No worries. I’ll be riding again soon. And there are several updates to come regarding the blog, so stay tuned.

Until then, my dear readers, stay with me. ❤

Work In Progress…

I know I owe y’all a lesson report. It’s coming soon, I promise.

But with the turmoil happening in the US, especially to people I know, people I care about so deeply, I just haven’t had much will to get on the Internet the last few days.

My solemn oath is to have that report up for y’all by the end of the week.



With all my love,


Dawn of the First Day, 72 Years Remain

So I’ve worked at the new job for a week. I’ve been in my new apartment for almost two weeks! Florida grown-up life, I’m discovering that il coûte les yeux de la tête. Like why is everything so freaking expensive? Statesboro friends, take heed and love your low cost of living. I’m paying more than double what I paid to live down at school, and I don’t have a yard for Remy anymore, and it’s a second floor walk-up, and I have neighbors all around me again. Not gonna lie, I had really gotten used to the quiet all around in my duplex where my neighbors moved out. The people above me are possibly part elephant or participating in a medical experiment where their hands and feet have been replaced with cinderblocks. (But isn’t that everyone’s complaint of their upstairs neighbors?)


Grown up work space! LOVING the dual monitors!


The new job is fantastic, though. I really enjoy it. It hasn’t been super duper exciting yet, but I still really like what I’ve been doing. I try to look for those silver linings, so my boring data entry has actually been an excellent way to get to know the system and how product is sorted on the warehouse system. I’ve figured out most of the codes/abbreviations of items, and I’ve even discovered that I remember much more French than I previously thought. It’s been a challenge, but it keeps the mind sharp, right?
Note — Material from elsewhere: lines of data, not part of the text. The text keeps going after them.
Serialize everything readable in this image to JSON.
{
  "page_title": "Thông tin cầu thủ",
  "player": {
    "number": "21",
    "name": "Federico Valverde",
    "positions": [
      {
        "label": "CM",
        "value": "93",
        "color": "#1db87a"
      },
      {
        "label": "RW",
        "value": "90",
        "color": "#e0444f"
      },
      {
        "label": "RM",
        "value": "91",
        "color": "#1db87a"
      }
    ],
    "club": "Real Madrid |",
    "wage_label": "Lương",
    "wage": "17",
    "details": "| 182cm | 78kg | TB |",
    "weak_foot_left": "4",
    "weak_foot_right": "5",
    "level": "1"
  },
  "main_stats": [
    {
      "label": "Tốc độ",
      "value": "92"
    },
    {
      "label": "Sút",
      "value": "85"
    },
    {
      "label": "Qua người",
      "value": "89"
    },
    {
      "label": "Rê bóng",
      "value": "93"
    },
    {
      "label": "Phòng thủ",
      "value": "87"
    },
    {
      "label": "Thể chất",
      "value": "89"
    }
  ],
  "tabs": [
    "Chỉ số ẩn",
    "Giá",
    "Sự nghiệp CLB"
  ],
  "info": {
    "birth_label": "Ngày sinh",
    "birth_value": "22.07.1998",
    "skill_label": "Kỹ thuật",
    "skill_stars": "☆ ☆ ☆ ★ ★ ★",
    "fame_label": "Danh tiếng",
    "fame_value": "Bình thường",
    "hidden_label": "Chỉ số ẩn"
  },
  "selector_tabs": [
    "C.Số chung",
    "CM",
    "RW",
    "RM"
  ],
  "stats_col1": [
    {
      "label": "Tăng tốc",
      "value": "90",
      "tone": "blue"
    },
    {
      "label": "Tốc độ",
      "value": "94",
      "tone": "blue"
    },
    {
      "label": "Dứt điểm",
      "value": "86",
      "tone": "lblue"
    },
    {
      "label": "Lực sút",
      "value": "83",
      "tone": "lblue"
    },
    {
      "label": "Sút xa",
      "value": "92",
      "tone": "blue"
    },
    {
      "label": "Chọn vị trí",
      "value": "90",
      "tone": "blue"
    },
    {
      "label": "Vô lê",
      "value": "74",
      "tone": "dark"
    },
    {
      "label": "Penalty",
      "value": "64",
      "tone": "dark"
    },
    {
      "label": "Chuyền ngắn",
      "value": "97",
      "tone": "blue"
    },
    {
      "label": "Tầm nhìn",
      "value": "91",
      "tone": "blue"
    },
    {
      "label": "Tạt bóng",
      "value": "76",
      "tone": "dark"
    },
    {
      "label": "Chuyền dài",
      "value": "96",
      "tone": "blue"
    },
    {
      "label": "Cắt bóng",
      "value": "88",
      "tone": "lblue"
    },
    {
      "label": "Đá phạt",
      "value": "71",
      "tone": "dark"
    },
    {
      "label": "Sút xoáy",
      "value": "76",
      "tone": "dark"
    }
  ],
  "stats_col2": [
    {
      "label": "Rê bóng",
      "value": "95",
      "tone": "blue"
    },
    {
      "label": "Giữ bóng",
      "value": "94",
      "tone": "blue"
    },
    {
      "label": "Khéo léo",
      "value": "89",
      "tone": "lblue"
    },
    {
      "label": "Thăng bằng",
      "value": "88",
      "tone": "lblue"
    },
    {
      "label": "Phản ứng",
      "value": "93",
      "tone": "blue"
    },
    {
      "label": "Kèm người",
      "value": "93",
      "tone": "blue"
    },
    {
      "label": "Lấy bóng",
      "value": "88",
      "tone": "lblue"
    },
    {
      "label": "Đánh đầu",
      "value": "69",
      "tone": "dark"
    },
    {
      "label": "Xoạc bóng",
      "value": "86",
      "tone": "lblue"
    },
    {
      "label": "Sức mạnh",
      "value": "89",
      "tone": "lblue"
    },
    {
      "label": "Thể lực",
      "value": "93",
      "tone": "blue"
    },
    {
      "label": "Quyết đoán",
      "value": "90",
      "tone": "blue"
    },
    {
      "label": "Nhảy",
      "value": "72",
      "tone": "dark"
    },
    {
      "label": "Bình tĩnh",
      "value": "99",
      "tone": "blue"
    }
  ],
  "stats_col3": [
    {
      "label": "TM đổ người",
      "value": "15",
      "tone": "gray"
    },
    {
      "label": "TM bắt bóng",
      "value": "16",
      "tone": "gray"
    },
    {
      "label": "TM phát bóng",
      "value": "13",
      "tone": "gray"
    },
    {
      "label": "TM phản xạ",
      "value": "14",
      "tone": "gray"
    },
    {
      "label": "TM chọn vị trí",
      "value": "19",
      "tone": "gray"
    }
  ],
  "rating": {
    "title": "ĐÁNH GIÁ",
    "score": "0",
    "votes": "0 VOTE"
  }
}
No I’m totally not looking to add stress into my life by taking French classes at one of the colleges around here nope don’t know what you’re talking about.


Rem and Dill (coworker’s dog) embracing the idea of sharing

In other exciting news, I think I found a trainer. She’s a recommendation from my oh so wonderful Megan, back home in Georgia. I met her on Saturday and hung out at the farm. I’ve scheduled a lesson for Thursday, so stay tuned for that! It was so good just to love on some ponies. They were all very sweet and well cared for and interactive.


Look at just the little tongue too!

And wouldn’t you know it, I just met a cute little hunter prospect mare and fell in love. Me, a mare. Me, the person who swears she’ll only love geldings for all her days. Me, who claims hunters are the most boring and pointless discipline (at least at the local level) to ever exist in horse shows. But oh my god when I say she was sweet, I mean this little mare must be made of honey and daisies. She’s only four years old, but she didn’t act like it at all. And when she moves, she looks like a million bucks. The trainer told me that the mare hasn’t really been worked in a month due to the owner’s absence, and she still had more muscles than my dog, which is saying something. (Hound has a six-pack. I’m not kidding.) She’s got an interesting pedigree, with notable horses including Dixie Union, A.P. Indy, Unbridled, Seattle Slew, and Mr. Prospector. Someone please stop me from spending money I don’t have to buy a horse I can’t feed.

I’m super excited for my lesson and super nervous. So hopefully I don’t completely embarrass myself. And also hopefully I can stay awake because like I said, this is EXHAUSTING being an adult. And south Florida is disgustingly hot, so hopefully I get a little break in the heat tomorrow so I don’t overheat… Y’all, just think of me tomorrow. I could use the support.


What happens when baby horses who don’t know how to legs slip in the mud

I’m seeking some discussion here.

My go-to for minor booboos on horses, dogs, me, whatever has always been good ole MTG, even with it’s rotting bacon smell. It just works so well and so quickly. But MTG is an oil-based product, so I can’t use it on a horse who spends a lot of time in extreme temperatures (aka south Florida in the summer) because it will literally fry her skin… Is there anything y’all use that is not an oil based product?